March 15, 2015

Autism Spectrum Disorder: What is it?
By Carolyn Bulmash, LCSW

Much attention has been given to Autism Spectrum Disorder (ASD) in recent years. ASD has risen in prevalence almost 120% since the year 2000. Celebrities have chimed in with their opinions on ASD, and the vaccine debate continues among parents and pediatricians. So what exactly is ASD?
Autism Spectrum Disorder is a neurodevelopmental disorder that affects an individual’s ability to communicate and socialize with others. ASD can also result in restricted, repetitive patterns of behavior, interests or activities. The term “spectrum” refers to the wide range of symptoms, skills and levels of impairment or disability that people with ASD can display. Some people are mildly impaired by their symptoms, while others are severely disabled.

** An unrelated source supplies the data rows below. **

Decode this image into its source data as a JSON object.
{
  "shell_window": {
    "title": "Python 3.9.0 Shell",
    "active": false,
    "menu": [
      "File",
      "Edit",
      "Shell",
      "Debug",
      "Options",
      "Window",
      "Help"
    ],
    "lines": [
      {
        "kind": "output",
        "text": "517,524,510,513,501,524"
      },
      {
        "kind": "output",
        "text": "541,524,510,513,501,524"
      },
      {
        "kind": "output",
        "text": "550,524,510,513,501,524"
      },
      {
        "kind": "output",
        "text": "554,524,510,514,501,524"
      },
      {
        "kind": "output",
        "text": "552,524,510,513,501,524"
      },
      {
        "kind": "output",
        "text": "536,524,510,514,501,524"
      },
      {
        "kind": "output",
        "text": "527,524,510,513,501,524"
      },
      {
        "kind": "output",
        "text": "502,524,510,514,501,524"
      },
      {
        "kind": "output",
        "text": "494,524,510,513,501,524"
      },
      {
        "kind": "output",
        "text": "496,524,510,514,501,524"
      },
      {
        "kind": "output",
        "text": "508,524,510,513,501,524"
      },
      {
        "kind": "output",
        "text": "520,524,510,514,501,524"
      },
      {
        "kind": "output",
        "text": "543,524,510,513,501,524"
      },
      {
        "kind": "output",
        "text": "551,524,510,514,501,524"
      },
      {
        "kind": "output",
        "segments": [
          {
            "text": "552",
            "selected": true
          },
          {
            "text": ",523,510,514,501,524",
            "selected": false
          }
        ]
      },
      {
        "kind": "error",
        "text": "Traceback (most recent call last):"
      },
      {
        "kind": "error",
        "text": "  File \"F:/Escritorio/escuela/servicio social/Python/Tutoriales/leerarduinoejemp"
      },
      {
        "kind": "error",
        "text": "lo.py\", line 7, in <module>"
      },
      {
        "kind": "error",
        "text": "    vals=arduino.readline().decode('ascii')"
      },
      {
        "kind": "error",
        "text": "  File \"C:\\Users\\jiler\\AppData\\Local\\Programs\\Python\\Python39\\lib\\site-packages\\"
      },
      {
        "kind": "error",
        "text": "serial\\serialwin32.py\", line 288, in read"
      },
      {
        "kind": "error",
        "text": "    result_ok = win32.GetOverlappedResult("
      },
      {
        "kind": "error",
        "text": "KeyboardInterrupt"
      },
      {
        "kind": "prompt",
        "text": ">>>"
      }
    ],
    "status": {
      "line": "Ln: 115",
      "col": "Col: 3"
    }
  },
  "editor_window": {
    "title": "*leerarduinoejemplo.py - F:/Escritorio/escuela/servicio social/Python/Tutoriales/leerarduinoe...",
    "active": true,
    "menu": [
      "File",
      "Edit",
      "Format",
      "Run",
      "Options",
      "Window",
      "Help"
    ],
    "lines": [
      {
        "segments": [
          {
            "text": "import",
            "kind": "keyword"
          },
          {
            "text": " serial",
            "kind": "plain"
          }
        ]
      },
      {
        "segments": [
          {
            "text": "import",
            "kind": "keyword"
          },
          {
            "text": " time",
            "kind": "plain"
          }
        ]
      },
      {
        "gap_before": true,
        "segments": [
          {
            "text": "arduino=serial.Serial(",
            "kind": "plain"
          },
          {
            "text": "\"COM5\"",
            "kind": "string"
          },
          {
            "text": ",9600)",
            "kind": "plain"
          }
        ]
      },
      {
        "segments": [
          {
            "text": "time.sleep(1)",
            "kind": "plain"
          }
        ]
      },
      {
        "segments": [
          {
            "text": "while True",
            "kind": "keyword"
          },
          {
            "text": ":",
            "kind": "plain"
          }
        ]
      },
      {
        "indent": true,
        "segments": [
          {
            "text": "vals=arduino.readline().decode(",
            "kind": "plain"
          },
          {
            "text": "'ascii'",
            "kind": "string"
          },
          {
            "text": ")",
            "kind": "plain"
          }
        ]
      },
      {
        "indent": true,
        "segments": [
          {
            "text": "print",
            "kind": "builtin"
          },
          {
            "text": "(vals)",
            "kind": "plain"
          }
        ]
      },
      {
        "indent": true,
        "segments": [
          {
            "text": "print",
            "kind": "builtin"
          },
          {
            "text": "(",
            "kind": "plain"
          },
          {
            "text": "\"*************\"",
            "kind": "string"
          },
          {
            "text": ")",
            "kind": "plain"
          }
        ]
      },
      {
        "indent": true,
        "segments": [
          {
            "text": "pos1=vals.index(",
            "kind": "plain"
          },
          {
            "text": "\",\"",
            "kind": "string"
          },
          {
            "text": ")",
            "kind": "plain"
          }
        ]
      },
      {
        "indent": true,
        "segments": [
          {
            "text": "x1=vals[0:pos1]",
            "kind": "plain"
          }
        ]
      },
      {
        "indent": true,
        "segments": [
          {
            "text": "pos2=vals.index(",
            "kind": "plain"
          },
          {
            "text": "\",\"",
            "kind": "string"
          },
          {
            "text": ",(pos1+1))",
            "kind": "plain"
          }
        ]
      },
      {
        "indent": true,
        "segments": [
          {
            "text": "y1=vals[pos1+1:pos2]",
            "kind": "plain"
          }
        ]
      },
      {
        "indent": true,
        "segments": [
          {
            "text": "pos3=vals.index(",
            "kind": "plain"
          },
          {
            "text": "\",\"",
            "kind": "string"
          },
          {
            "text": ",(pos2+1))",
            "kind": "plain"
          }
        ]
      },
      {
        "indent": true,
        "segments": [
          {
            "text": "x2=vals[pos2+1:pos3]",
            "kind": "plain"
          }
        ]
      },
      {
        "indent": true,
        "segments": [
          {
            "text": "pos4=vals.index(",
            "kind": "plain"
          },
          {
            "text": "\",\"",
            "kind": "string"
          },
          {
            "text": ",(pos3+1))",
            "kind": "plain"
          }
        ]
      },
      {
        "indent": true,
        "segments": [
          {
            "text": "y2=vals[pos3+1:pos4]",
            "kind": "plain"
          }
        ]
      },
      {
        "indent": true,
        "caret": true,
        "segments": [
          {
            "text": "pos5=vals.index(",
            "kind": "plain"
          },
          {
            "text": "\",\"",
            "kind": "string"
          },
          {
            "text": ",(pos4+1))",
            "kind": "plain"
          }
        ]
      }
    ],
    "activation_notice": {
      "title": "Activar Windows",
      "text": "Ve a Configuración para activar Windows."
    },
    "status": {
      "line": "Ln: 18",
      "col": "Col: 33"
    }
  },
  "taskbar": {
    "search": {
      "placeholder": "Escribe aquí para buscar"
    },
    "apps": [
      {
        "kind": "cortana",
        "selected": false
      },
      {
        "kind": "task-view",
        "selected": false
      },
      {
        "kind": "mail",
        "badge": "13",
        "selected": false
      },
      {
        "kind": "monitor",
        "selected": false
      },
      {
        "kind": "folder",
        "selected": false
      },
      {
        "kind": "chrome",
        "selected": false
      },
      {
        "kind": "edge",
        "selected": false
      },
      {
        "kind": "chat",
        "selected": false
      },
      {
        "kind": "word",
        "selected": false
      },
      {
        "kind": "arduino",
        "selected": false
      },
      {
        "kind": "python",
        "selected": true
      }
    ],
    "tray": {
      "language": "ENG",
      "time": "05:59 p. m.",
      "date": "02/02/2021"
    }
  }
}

Characteristics of ASD may appear during infancy, though they generally become clear during early childhood (up to approximately age 6). Children who have ASD have poorly developed or lack appropriate skills for social interactions. This may include failure to make eye contact, playing with toys in an unusual or repetitive way, or failure to respond to their name.

Symptoms of autism may also include: delay in language development, difficulty expressing emotions or interpreting facial expressions, sensory disturbances (such as sensitivity to noises textures), sleep problems, difficulties engaging with peers, and self-injurious behaviors.

It is important to note not all children with ASD share the same characteristics or abilities. Some children may only struggle with some of the above noted characteristics, and others may struggle with all. There are numerous interventions for individuals with ASD and prognosis varies depending on the severity of symptoms.

If you have concerns about a family member with ASD, please contact Associates in Psychotherapy to schedule an appointment at (866) 220-8371. Please see our website for more details